Now I'm out, as far as pump-wearing is concerned. I blog. I'm proud, even though the pump still makes me question my fragility, my femininity, and my desirability. Sometimes it is still claustrophobic, even when you're out in the open. The questions arise: what does this attachment say about me? What do people see when they see it; do they think I'm taking charge, or that I'm less of a person? (Most probably think it's a pager and I'm a time traveller from 1995.) I'm not shy about my pump, but often I don't deliberately display it. Therefore, I find myself asking: am I proud enough? Do I show enough?
A friend of mine and I had a conversation on FB (the LJ replacement) about what showing or not showing your pump means. I'm glad we did, because it clarified a few things for me. Here's how my side of the conversation went:
I wear a lot of dresses, so it's actually hard to show my pump without tearing it through the dress or clipping it to the neckline and dragging the front of the dress off. I usually put it inside the waistband of my pants, too. Otherwise, though, I'm not shy about it (though I realize that seems like a big "otherwise"). When I'm wearing a dress (see: every day for the past month), what that means is that I am "hiding" my pump to avoid breaking the line of the dress. I still want to be pretty. Does the pump mean I feel I'm not pretty, though, and is that why I hide it, or is it just a fashion consideration? As much as, for example, diabetes will be evident and a part of my wedding, I'm not going to clip my pump to the top of my strapless dress. Does that mean I'm letting down the side, so to speak? Am I playing off shame as a fashion crime? (Is it a crime?) Ultimately, there will always be that frustration with diabetes, that frustration with bodily failure, that will in some way shape how I feel when I look at my pump. Of course, if I looked like Miss Idaho, I might feel differently.

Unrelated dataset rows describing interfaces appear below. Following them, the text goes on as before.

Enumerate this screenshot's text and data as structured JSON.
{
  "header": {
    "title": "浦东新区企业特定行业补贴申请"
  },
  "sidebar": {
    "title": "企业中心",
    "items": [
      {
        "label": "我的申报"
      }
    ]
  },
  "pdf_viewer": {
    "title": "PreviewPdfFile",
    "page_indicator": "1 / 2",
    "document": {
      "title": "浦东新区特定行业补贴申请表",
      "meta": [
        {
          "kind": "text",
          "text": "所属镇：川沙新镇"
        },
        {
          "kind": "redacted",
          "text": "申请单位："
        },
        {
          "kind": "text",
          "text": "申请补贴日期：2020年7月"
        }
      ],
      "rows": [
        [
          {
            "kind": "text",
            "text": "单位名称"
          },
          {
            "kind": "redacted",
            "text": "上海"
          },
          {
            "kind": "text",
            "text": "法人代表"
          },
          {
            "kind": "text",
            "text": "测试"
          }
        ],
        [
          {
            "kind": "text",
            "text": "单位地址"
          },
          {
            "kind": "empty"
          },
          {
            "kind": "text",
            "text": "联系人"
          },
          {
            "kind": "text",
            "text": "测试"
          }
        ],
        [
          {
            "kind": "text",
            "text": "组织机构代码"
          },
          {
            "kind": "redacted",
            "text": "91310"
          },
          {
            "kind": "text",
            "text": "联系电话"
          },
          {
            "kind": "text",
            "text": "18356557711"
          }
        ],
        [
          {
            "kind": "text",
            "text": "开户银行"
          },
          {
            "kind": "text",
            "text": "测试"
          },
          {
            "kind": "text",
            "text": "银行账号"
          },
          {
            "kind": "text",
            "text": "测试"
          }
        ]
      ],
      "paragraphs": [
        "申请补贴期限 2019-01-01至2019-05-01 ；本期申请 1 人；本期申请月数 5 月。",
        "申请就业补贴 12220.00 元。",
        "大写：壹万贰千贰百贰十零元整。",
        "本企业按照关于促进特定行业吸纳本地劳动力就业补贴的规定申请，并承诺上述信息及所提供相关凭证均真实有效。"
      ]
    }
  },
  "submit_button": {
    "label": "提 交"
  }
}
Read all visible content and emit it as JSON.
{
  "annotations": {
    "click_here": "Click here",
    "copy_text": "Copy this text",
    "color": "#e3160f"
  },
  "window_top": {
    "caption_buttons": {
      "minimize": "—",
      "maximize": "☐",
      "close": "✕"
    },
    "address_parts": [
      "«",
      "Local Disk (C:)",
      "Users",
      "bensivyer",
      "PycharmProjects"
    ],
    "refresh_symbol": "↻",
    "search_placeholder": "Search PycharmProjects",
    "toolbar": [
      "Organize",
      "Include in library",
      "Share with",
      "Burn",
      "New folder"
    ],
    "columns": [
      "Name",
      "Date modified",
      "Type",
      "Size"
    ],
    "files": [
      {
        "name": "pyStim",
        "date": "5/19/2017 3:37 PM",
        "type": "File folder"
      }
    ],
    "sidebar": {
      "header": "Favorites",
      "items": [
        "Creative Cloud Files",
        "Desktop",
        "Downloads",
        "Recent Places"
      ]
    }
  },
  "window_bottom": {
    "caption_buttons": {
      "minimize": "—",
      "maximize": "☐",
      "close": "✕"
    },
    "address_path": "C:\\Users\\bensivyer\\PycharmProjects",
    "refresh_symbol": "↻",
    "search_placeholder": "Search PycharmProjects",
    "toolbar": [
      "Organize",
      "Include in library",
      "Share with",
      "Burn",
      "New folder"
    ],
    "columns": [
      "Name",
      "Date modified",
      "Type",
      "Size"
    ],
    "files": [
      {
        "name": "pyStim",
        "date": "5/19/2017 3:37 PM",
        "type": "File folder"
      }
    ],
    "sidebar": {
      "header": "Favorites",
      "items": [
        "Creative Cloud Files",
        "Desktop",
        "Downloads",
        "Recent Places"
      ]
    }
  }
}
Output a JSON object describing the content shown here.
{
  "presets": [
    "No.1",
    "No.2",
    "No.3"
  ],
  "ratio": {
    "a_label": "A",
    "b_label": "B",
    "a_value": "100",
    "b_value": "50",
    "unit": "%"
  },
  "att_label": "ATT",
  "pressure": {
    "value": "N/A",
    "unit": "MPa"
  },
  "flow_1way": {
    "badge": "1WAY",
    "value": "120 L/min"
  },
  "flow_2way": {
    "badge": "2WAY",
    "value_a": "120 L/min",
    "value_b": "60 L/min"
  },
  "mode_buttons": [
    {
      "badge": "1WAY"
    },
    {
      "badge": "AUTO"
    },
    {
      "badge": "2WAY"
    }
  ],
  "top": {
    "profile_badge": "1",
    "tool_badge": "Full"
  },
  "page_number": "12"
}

Ultimately, I don't think that we should feel like we "have" to show our pumps at all times, or that we are letting down the cause if we don't, because that's as much of a trap, a pressure, as the pressure to hide. It's like running a marathon: you shouldn't let diabetes stop you if you really want to do it, but you shouldn't feel like you have to do it just to prove you can. However, I unabashedly love the #showmeyourpump campaign, because it provides a safe and open space; it might sound like a command, but it's really just an invitation, and one we can respond to in our own time.
So, when I wear a dress, it's both a practicality and aesthetic choice for me, and for the most part, shame isn't a factor (shame is when it starts buzzing No Delivery under my dress two minutes into an hour-long Fringe play). A pump lets me wear a dress without it being obtrusive, even something relatively tight and clingy, which is one of the awesome things about the pump - it doesn't have to be front and centre all the time. So, when it's easier for what I want to wear, I hide it. If it's convenient for me, I show it. Not letting diabetes completely control you, to me, means that I get to choose when I want to make a statement and when I don't. No shame, and no pressure from others either way. I do, however, think it's a good idea to occasionally have that reflection and ask those questions, just in case there's something deeper under the reason of convenience.
Having said all that, it's about time I showed you my pump.
|Is that an insulin pump in your hand, or am I just happy to see you?|
|Yes, yes I am.|